Data excerpts:
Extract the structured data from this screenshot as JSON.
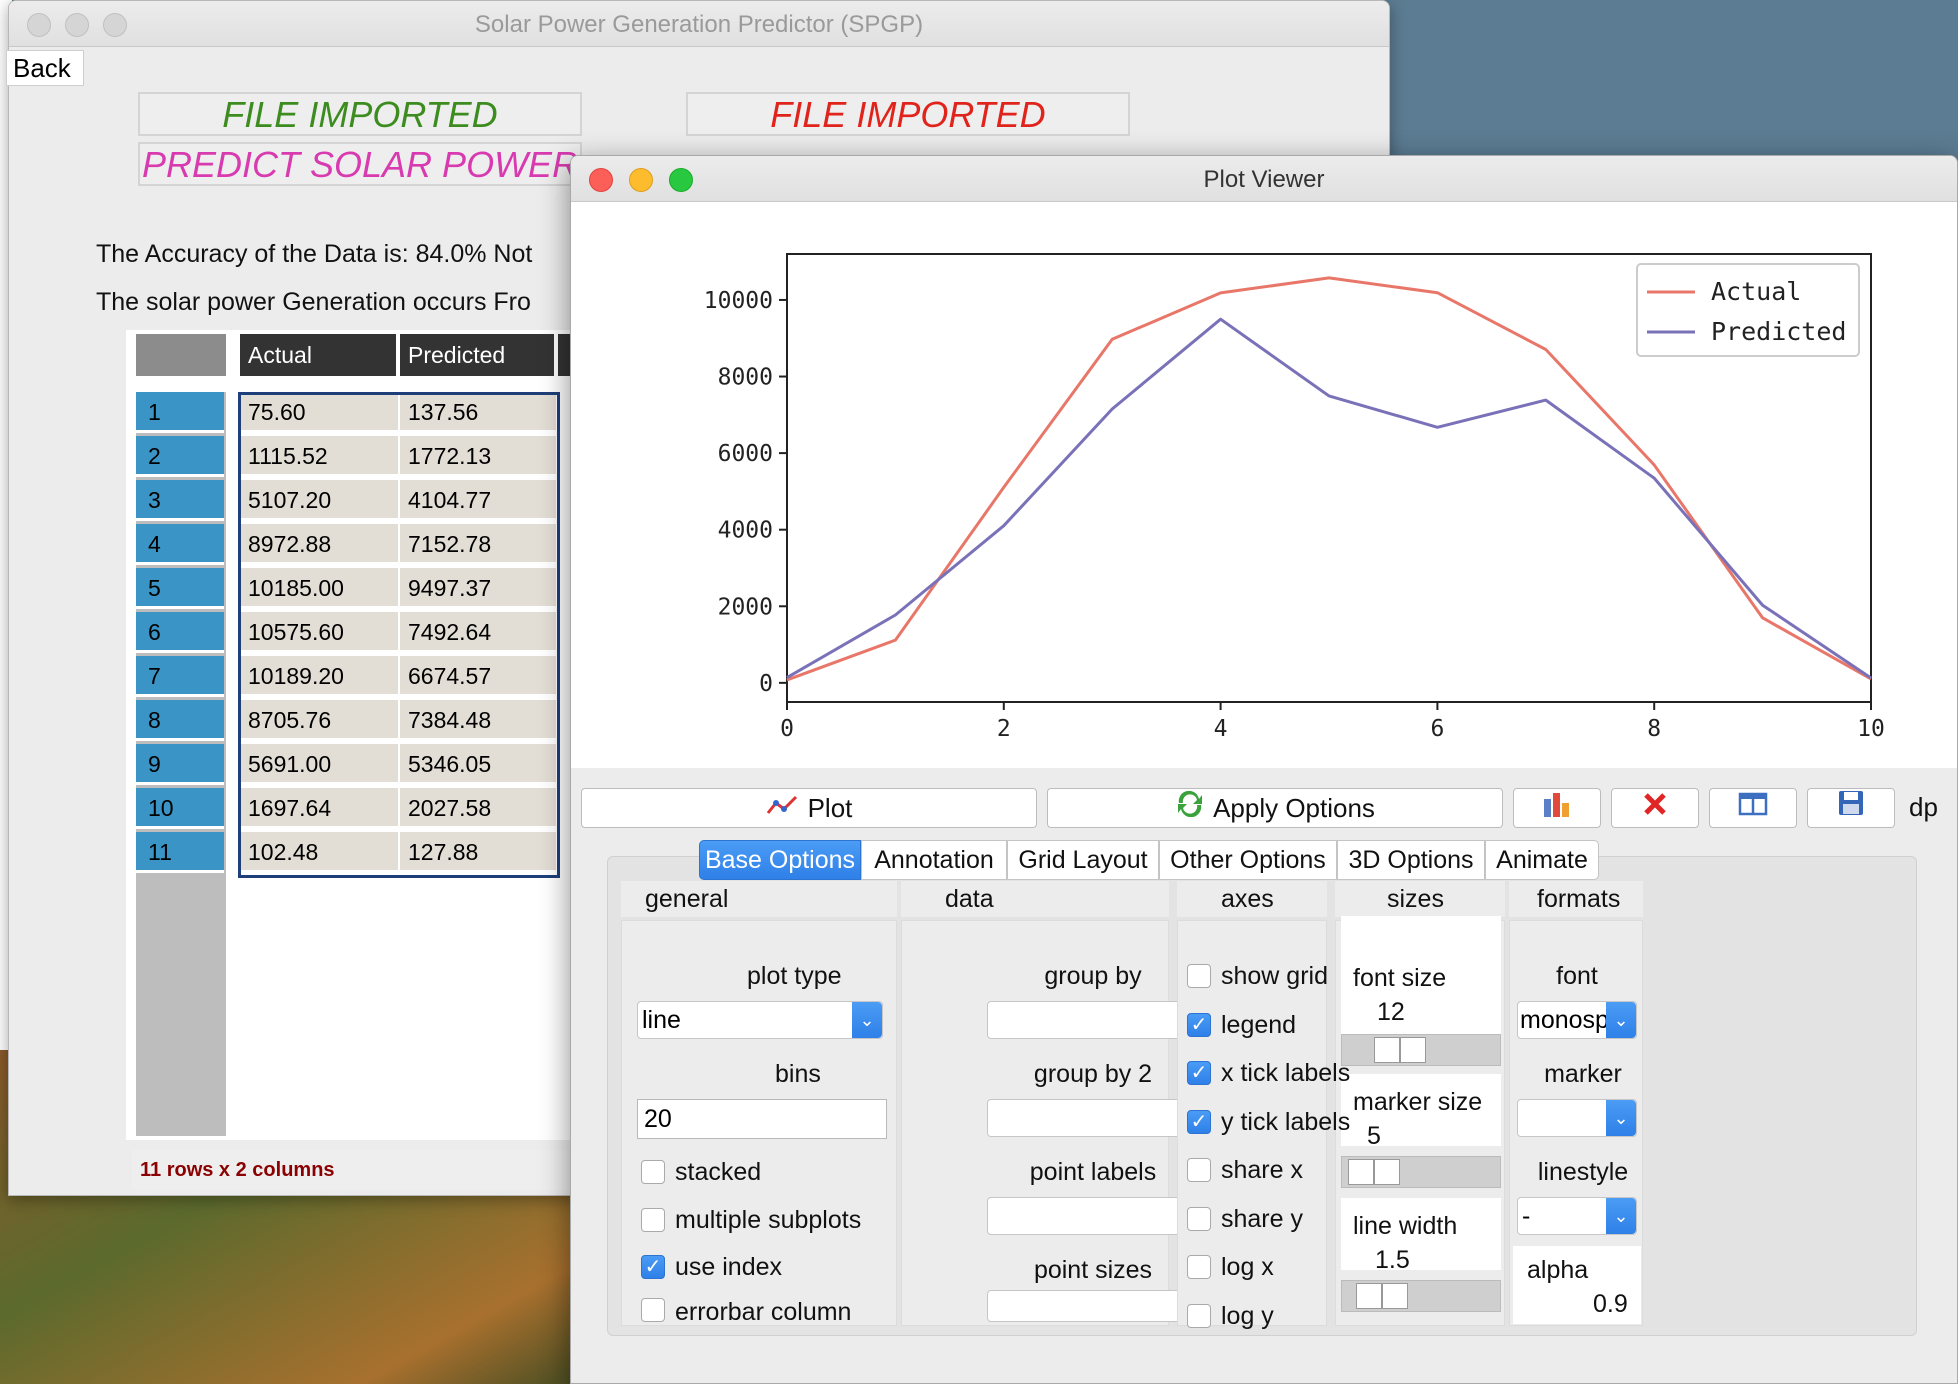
{
  "colors": {
    "actual_line": "#e8776a",
    "predicted_line": "#7a72b8",
    "file_imported_green": "#3c8c1f",
    "file_imported_red": "#e0231b",
    "predict_magenta": "#d83ab0",
    "accent": "#2f80e8",
    "status_text": "#8b0000"
  },
  "main_window": {
    "title": "Solar Power Generation Predictor (SPGP)",
    "back_label": "Back",
    "banner_left": "FILE IMPORTED",
    "banner_right": "FILE IMPORTED",
    "banner_predict": "PREDICT SOLAR POWER",
    "accuracy_text": "The Accuracy of the Data is: 84.0% Not",
    "generation_text": "The solar power Generation occurs Fro",
    "table": {
      "columns": [
        "Actual",
        "Predicted"
      ],
      "rows": [
        {
          "num": "1",
          "actual": "75.60",
          "predicted": "137.56"
        },
        {
          "num": "2",
          "actual": "1115.52",
          "predicted": "1772.13"
        },
        {
          "num": "3",
          "actual": "5107.20",
          "predicted": "4104.77"
        },
        {
          "num": "4",
          "actual": "8972.88",
          "predicted": "7152.78"
        },
        {
          "num": "5",
          "actual": "10185.00",
          "predicted": "9497.37"
        },
        {
          "num": "6",
          "actual": "10575.60",
          "predicted": "7492.64"
        },
        {
          "num": "7",
          "actual": "10189.20",
          "predicted": "6674.57"
        },
        {
          "num": "8",
          "actual": "8705.76",
          "predicted": "7384.48"
        },
        {
          "num": "9",
          "actual": "5691.00",
          "predicted": "5346.05"
        },
        {
          "num": "10",
          "actual": "1697.64",
          "predicted": "2027.58"
        },
        {
          "num": "11",
          "actual": "102.48",
          "predicted": "127.88"
        }
      ]
    },
    "status": "11  rows x  2  columns"
  },
  "plot_viewer": {
    "title": "Plot Viewer",
    "toolbar": {
      "plot_label": "Plot",
      "apply_label": "Apply Options",
      "dp_label": "dp"
    },
    "tabs": [
      "Base Options",
      "Annotation",
      "Grid Layout",
      "Other Options",
      "3D Options",
      "Animate"
    ],
    "sections": {
      "general": "general",
      "data": "data",
      "axes": "axes",
      "sizes": "sizes",
      "formats": "formats"
    },
    "general": {
      "plot_type_label": "plot type",
      "plot_type_value": "line",
      "bins_label": "bins",
      "bins_value": "20",
      "stacked_label": "stacked",
      "multiple_subplots_label": "multiple subplots",
      "use_index_label": "use index",
      "errorbar_label": "errorbar column"
    },
    "data": {
      "group_by_label": "group by",
      "group_by_2_label": "group by 2",
      "point_labels_label": "point labels",
      "point_sizes_label": "point sizes"
    },
    "axes": [
      {
        "label": "show grid",
        "checked": false
      },
      {
        "label": "legend",
        "checked": true
      },
      {
        "label": "x tick labels",
        "checked": true
      },
      {
        "label": "y tick labels",
        "checked": true
      },
      {
        "label": "share x",
        "checked": false
      },
      {
        "label": "share y",
        "checked": false
      },
      {
        "label": "log x",
        "checked": false
      },
      {
        "label": "log y",
        "checked": false
      }
    ],
    "sizes": {
      "font_size_label": "font size",
      "font_size_value": "12",
      "marker_size_label": "marker size",
      "marker_size_value": "5",
      "line_width_label": "line width",
      "line_width_value": "1.5"
    },
    "formats": {
      "font_label": "font",
      "font_value": "monosp",
      "marker_label": "marker",
      "marker_value": "",
      "linestyle_label": "linestyle",
      "linestyle_value": "-",
      "alpha_label": "alpha",
      "alpha_value": "0.9"
    }
  },
  "chart_data": {
    "type": "line",
    "x": [
      0,
      1,
      2,
      3,
      4,
      5,
      6,
      7,
      8,
      9,
      10
    ],
    "series": [
      {
        "name": "Actual",
        "values": [
          75.6,
          1115.52,
          5107.2,
          8972.88,
          10185.0,
          10575.6,
          10189.2,
          8705.76,
          5691.0,
          1697.64,
          102.48
        ]
      },
      {
        "name": "Predicted",
        "values": [
          137.56,
          1772.13,
          4104.77,
          7152.78,
          9497.37,
          7492.64,
          6674.57,
          7384.48,
          5346.05,
          2027.58,
          127.88
        ]
      }
    ],
    "xticks": [
      0,
      2,
      4,
      6,
      8,
      10
    ],
    "yticks": [
      0,
      2000,
      4000,
      6000,
      8000,
      10000
    ],
    "xlim": [
      0,
      10
    ],
    "ylim": [
      -500,
      11200
    ],
    "grid": false,
    "legend_position": "top-right"
  }
}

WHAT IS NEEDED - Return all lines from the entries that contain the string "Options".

WRITTEN ANSWER -
      "apply_label": "Apply Options",
      "Base Options",
      "Other Options",
      "3D Options",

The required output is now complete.